GIVEN DATA Block Start

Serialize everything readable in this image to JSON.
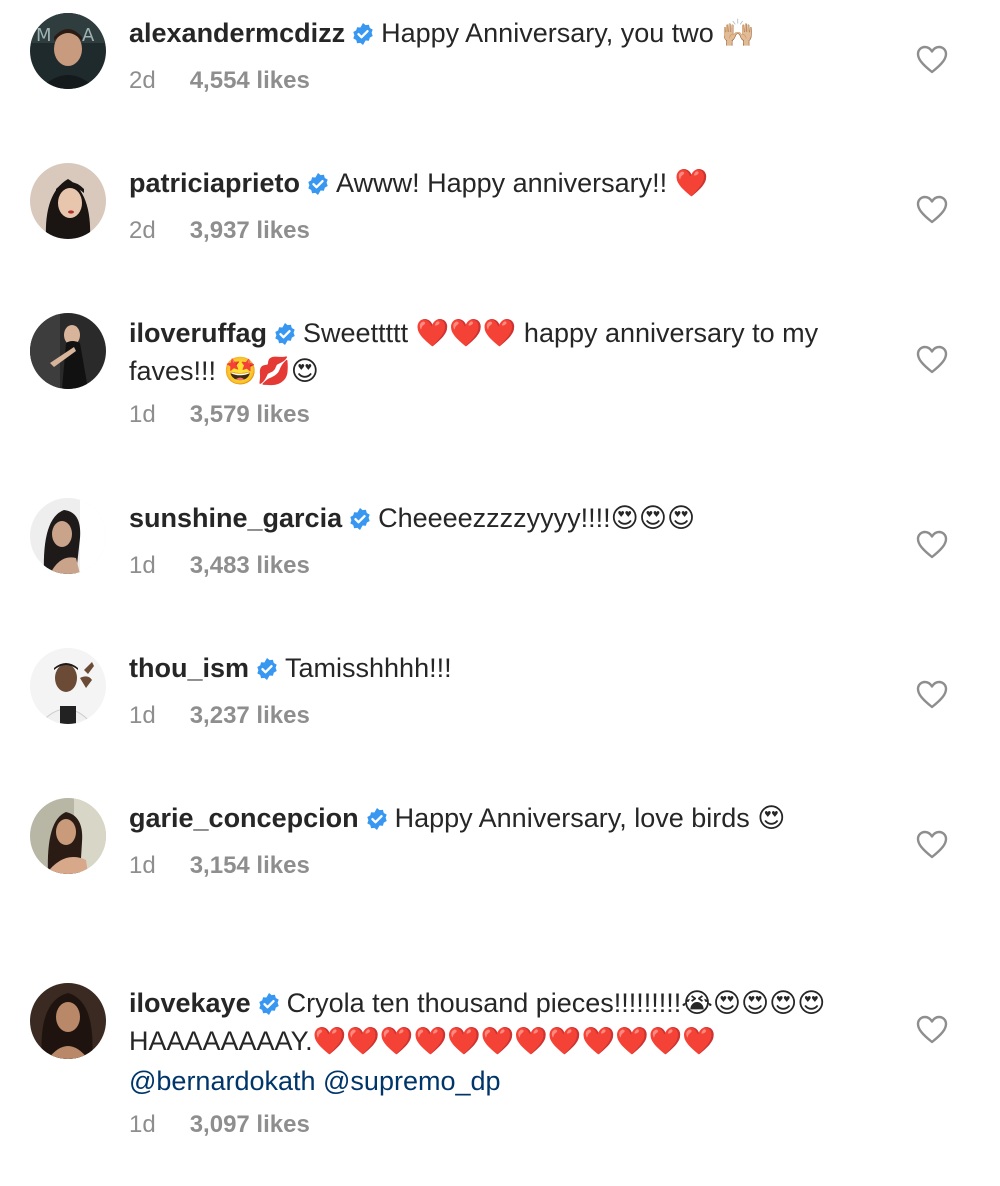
{
  "comments": [
    {
      "username": "alexandermcdizz",
      "text": "Happy Anniversary, you two 🙌🏼",
      "mentions": "",
      "time": "2d",
      "likes": "4,554 likes",
      "avatar_icon": "avatar-alexandermcdizz"
    },
    {
      "username": "patriciaprieto",
      "text": "Awww! Happy anniversary!! ❤️",
      "mentions": "",
      "time": "2d",
      "likes": "3,937 likes",
      "avatar_icon": "avatar-patriciaprieto"
    },
    {
      "username": "iloveruffag",
      "text": "Sweettttt ❤️❤️❤️ happy anniversary to my faves!!! 🤩💋😍",
      "mentions": "",
      "time": "1d",
      "likes": "3,579 likes",
      "avatar_icon": "avatar-iloveruffag"
    },
    {
      "username": "sunshine_garcia",
      "text": "Cheeeezzzzyyyy!!!!😍😍😍",
      "mentions": "",
      "time": "1d",
      "likes": "3,483 likes",
      "avatar_icon": "avatar-sunshine_garcia"
    },
    {
      "username": "thou_ism",
      "text": "Tamisshhhh!!!",
      "mentions": "",
      "time": "1d",
      "likes": "3,237 likes",
      "avatar_icon": "avatar-thou_ism"
    },
    {
      "username": "garie_concepcion",
      "text": "Happy Anniversary, love birds 😍",
      "mentions": "",
      "time": "1d",
      "likes": "3,154 likes",
      "avatar_icon": "avatar-garie_concepcion"
    },
    {
      "username": "ilovekaye",
      "text": "Cryola ten thousand pieces!!!!!!!!!😭😍😍😍😍 HAAAAAAAAY.❤️❤️❤️❤️❤️❤️❤️❤️❤️❤️❤️❤️",
      "mentions": "@bernardokath @supremo_dp",
      "time": "1d",
      "likes": "3,097 likes",
      "avatar_icon": "avatar-ilovekaye"
    }
  ],
  "colors": {
    "username": "#262626",
    "meta": "#8e8e8e",
    "verified": "#3897f0",
    "mention": "#003569",
    "heart_outline": "#8e8e8e"
  }
}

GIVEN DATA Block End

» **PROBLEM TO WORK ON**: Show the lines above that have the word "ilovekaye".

» **RESPONSE AREA**:
      "username": "ilovekaye",
      "avatar_icon": "avatar-ilovekaye"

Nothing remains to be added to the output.